++++ MATERIAL PROVIDED ++++

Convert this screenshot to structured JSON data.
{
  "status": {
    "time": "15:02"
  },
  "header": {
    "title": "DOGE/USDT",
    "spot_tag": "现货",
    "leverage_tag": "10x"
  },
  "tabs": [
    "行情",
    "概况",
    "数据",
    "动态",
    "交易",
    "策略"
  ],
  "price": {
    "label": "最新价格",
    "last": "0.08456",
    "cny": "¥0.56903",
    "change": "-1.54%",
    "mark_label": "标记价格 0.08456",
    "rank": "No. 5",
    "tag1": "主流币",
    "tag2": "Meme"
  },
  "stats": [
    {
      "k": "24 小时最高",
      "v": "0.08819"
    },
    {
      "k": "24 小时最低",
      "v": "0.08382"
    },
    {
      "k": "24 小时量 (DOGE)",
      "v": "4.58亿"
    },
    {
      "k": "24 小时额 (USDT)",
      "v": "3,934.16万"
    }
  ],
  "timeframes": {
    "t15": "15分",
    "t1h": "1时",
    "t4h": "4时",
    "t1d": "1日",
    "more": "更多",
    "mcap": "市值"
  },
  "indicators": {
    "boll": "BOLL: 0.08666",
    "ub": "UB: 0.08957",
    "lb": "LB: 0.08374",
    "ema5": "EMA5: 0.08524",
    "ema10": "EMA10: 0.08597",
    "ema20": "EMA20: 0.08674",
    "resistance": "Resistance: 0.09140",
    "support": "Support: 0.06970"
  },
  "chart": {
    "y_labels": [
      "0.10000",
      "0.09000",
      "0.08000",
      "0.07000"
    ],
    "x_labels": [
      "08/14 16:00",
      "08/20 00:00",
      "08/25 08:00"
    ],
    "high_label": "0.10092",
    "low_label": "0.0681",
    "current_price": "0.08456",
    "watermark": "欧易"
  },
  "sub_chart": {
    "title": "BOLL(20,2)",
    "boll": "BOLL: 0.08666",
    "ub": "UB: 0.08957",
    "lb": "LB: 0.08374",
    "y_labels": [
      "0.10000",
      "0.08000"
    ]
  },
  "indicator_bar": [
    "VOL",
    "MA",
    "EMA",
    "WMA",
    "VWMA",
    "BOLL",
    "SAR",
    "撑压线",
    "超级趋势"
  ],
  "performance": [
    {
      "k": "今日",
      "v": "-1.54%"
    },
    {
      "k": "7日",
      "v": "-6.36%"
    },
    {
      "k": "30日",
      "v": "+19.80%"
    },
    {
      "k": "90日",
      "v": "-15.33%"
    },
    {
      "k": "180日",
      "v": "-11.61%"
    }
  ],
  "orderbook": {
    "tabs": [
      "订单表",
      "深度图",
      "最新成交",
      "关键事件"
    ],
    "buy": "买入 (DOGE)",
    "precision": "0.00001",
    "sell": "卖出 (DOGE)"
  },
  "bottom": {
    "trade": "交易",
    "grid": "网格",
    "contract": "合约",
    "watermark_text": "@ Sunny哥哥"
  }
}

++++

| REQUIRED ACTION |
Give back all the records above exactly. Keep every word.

| YOUR RESPONSE |
Convert this screenshot to structured JSON data.
{
  "status": {
    "time": "15:02"
  },
  "header": {
    "title": "DOGE/USDT",
    "spot_tag": "现货",
    "leverage_tag": "10x"
  },
  "tabs": [
    "行情",
    "概况",
    "数据",
    "动态",
    "交易",
    "策略"
  ],
  "price": {
    "label": "最新价格",
    "last": "0.08456",
    "cny": "¥0.56903",
    "change": "-1.54%",
    "mark_label": "标记价格 0.08456",
    "rank": "No. 5",
    "tag1": "主流币",
    "tag2": "Meme"
  },
  "stats": [
    {
      "k": "24 小时最高",
      "v": "0.08819"
    },
    {
      "k": "24 小时最低",
      "v": "0.08382"
    },
    {
      "k": "24 小时量 (DOGE)",
      "v": "4.58亿"
    },
    {
      "k": "24 小时额 (USDT)",
      "v": "3,934.16万"
    }
  ],
  "timeframes": {
    "t15": "15分",
    "t1h": "1时",
    "t4h": "4时",
    "t1d": "1日",
    "more": "更多",
    "mcap": "市值"
  },
  "indicators": {
    "boll": "BOLL: 0.08666",
    "ub": "UB: 0.08957",
    "lb": "LB: 0.08374",
    "ema5": "EMA5: 0.08524",
    "ema10": "EMA10: 0.08597",
    "ema20": "EMA20: 0.08674",
    "resistance": "Resistance: 0.09140",
    "support": "Support: 0.06970"
  },
  "chart": {
    "y_labels": [
      "0.10000",
      "0.09000",
      "0.08000",
      "0.07000"
    ],
    "x_labels": [
      "08/14 16:00",
      "08/20 00:00",
      "08/25 08:00"
    ],
    "high_label": "0.10092",
    "low_label": "0.0681",
    "current_price": "0.08456",
    "watermark": "欧易"
  },
  "sub_chart": {
    "title": "BOLL(20,2)",
    "boll": "BOLL: 0.08666",
    "ub": "UB: 0.08957",
    "lb": "LB: 0.08374",
    "y_labels": [
      "0.10000",
      "0.08000"
    ]
  },
  "indicator_bar": [
    "VOL",
    "MA",
    "EMA",
    "WMA",
    "VWMA",
    "BOLL",
    "SAR",
    "撑压线",
    "超级趋势"
  ],
  "performance": [
    {
      "k": "今日",
      "v": "-1.54%"
    },
    {
      "k": "7日",
      "v": "-6.36%"
    },
    {
      "k": "30日",
      "v": "+19.80%"
    },
    {
      "k": "90日",
      "v": "-15.33%"
    },
    {
      "k": "180日",
      "v": "-11.61%"
    }
  ],
  "orderbook": {
    "tabs": [
      "订单表",
      "深度图",
      "最新成交",
      "关键事件"
    ],
    "buy": "买入 (DOGE)",
    "precision": "0.00001",
    "sell": "卖出 (DOGE)"
  },
  "bottom": {
    "trade": "交易",
    "grid": "网格",
    "contract": "合约",
    "watermark_text": "@ Sunny哥哥"
  }
}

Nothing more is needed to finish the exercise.